- **EXERCISE**:
Check each line of the data for "shortcut" and select those that have it.

- **MATERIAL SUPPLIED**:
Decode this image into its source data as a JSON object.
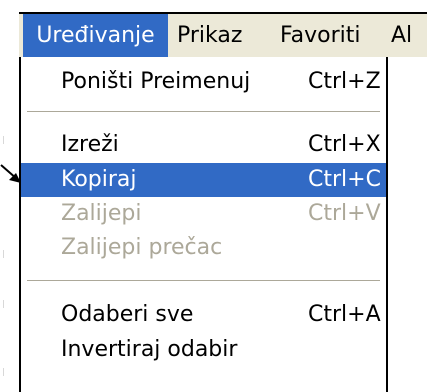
{
  "menubar": {
    "items": [
      {
        "label": "Uređivanje",
        "active": true
      },
      {
        "label": "Prikaz",
        "active": false
      },
      {
        "label": "Favoriti",
        "active": false
      },
      {
        "label": "Al",
        "active": false
      }
    ]
  },
  "dropdown": {
    "items": [
      {
        "label": "Poništi Preimenuj",
        "shortcut": "Ctrl+Z",
        "state": "enabled"
      },
      {
        "label": "Izreži",
        "shortcut": "Ctrl+X",
        "state": "enabled"
      },
      {
        "label": "Kopiraj",
        "shortcut": "Ctrl+C",
        "state": "highlighted"
      },
      {
        "label": "Zalijepi",
        "shortcut": "Ctrl+V",
        "state": "disabled"
      },
      {
        "label": "Zalijepi prečac",
        "shortcut": "",
        "state": "disabled"
      },
      {
        "label": "Odaberi sve",
        "shortcut": "Ctrl+A",
        "state": "enabled"
      },
      {
        "label": "Invertiraj odabir",
        "shortcut": "",
        "state": "enabled"
      }
    ]
  },
  "pointer": {
    "icon": "arrow-pointer-icon"
  },
  "colors": {
    "highlight": "#316ac5",
    "highlight_text": "#ffffff",
    "disabled_text": "#aca899",
    "menubar_bg": "#ece9d8",
    "separator": "#aca899"
  }
}
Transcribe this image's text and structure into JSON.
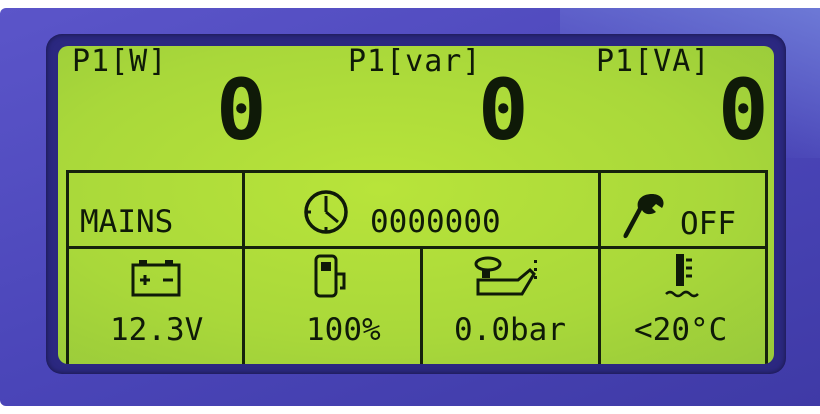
{
  "readings": [
    {
      "label": "P1[W]",
      "value": "0"
    },
    {
      "label": "P1[var]",
      "value": "0"
    },
    {
      "label": "P1[VA]",
      "value": "0"
    }
  ],
  "status": {
    "mode": "MAINS",
    "hours_counter": "0000000",
    "maintenance_state": "OFF"
  },
  "gauges": {
    "battery_voltage": "12.3V",
    "fuel_level": "100%",
    "oil_pressure": "0.0bar",
    "coolant_temperature": "<20°C"
  },
  "icons": {
    "clock": "clock-icon",
    "wrench": "wrench-icon",
    "battery": "battery-icon",
    "fuel": "fuel-pump-icon",
    "oil": "oil-can-icon",
    "temperature": "thermometer-icon"
  },
  "colors": {
    "lcd_background": "#aad93a",
    "lcd_foreground": "#0f1a08",
    "housing": "#4a45b8"
  }
}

- **PROBLEM SOLUTION**:
        "shortcut": "Ctrl+Z",
        "shortcut": "Ctrl+X",
        "shortcut": "Ctrl+C",
        "shortcut": "Ctrl+V",
        "shortcut": "",
        "shortcut": "Ctrl+A",
        "shortcut": "",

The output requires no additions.